This hack is harmless and works fine for my application, but is there any easier/prettier way? Or is the visit program specifically and only intended for ray-based decision-making?

When recommending the selector I misinterpreted the trace as full launch and switching the whole mesh for one invocation of the ray generation program. What you describe is more dynamic and could be done in multiple ways.

There should be no need to abuse the rtCurrentRay data for the mesh selection like you did. Table 5 Semantic Values in the OptiX Programming Guide describes which internal semantics are available to which program domain.

Write a visit program which decides which child to take dynamically (per ray) by passing the desired child index (0, 1, …) through a field in your per ray payload.
Example: If your base mesh is at child index 0, set that inside the per ray payload at the ray generation program. In the closest hit program which shoots rays to the other mesh, change that index to 1 before the rtTrace.
(Which anyhit and closest hit programs are hit then? Make sure to handle recursions correctly.)

Previously you used different rtObjects for the individual meshes and you used the respective rtObject as top object for the different rtTrace calls. That should also work if these objects are all under the root group during acceleration structure build and you pick the resp. sub-tree with the individual child object. If it didn’t, you might have missed some initialization.

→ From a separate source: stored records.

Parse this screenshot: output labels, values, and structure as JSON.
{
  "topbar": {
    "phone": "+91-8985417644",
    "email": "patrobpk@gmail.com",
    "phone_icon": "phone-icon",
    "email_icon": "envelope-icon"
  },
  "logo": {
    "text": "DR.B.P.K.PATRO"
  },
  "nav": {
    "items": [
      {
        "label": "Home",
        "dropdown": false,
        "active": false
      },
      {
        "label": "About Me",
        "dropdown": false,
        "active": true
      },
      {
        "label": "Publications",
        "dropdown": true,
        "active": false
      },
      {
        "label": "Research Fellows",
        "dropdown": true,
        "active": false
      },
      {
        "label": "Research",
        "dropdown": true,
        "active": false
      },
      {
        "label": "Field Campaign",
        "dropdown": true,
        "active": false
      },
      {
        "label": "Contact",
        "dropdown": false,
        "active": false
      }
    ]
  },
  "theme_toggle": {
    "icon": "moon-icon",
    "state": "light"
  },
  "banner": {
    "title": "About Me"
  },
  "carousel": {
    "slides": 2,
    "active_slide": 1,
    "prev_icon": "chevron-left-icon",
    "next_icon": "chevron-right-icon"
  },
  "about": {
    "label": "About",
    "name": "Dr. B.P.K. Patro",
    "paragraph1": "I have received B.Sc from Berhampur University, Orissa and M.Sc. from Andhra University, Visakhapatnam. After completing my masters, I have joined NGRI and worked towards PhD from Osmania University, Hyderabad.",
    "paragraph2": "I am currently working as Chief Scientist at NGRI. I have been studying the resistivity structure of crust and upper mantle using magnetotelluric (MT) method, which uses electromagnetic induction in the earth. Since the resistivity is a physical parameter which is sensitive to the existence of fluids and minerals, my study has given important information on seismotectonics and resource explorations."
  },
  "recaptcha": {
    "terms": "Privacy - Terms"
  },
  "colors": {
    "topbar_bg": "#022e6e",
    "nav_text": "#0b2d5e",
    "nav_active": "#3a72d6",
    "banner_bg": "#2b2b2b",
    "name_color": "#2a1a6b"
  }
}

You can write visit programs which work per ray (e.g. LOD or your case) or are controlled by the application per launch, like it’s used for switch nodes in scene graphs. Latter could implement [i]one of many /i or multiple of many child nodes (DIP switch).

Ah! I had actually tried that first (a legitimate field in the payload struct), but a bug led me to suspect that the rtPayload semantic wasn’t available in the visit program, especially since the sole selector sample in the SDK used only the ray itself for switching. That bug later turned out to be a trivial stack overflow–also the cause of the errors when using multiple rtObjects. I’ll trust the docs implicitly from here on. Optix just works.

Thanks again, Detlef.